__AIM OF THE TASK__:
Search the entries below for "heading", and copy each line where it appears.

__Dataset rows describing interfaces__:
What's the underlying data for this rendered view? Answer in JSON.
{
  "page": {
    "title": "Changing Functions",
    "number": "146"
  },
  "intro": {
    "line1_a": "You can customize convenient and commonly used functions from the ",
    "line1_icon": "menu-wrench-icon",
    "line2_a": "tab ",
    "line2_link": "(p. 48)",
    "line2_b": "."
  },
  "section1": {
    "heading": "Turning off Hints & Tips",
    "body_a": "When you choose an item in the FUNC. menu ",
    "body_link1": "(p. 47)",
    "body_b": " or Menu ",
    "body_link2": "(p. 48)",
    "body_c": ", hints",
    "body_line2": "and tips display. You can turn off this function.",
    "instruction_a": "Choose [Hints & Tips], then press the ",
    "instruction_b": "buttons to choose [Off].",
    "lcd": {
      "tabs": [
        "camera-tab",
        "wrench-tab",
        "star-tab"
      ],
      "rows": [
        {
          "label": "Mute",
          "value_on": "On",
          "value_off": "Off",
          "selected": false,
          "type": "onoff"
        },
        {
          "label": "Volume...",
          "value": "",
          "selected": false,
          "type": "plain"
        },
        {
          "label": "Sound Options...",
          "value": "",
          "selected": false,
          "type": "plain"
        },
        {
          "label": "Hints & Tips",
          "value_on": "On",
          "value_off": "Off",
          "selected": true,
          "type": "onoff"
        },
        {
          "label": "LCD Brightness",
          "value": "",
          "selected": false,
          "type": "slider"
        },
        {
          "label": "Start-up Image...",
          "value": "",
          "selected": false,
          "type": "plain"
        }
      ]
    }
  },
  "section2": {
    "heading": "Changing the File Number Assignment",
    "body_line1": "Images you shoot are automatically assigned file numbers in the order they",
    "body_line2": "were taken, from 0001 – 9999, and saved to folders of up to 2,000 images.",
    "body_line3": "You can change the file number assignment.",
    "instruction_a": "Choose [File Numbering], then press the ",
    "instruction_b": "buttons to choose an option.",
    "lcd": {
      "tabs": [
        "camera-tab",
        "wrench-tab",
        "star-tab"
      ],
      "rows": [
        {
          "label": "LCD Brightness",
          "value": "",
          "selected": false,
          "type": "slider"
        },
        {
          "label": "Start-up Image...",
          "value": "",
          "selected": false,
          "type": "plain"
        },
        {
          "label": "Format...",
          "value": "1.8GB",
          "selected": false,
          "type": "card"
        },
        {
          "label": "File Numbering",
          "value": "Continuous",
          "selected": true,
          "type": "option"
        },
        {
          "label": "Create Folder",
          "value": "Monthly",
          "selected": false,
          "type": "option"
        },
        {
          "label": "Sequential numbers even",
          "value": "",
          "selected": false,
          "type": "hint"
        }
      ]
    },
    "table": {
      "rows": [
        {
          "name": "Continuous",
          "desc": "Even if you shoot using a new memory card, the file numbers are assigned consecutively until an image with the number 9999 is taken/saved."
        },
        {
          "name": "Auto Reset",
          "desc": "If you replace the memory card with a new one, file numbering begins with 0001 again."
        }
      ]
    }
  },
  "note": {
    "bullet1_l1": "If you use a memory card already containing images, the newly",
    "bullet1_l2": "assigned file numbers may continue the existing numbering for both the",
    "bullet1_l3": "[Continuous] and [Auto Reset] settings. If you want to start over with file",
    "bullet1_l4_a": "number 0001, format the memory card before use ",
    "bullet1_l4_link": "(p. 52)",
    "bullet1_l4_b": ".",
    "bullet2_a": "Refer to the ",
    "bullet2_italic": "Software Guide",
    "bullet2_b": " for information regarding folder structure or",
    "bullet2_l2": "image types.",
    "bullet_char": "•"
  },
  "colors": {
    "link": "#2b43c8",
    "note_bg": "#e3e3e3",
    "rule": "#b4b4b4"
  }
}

__TASK ANSWER__:
    "heading": "Turning off Hints & Tips",
    "heading": "Changing the File Number Assignment",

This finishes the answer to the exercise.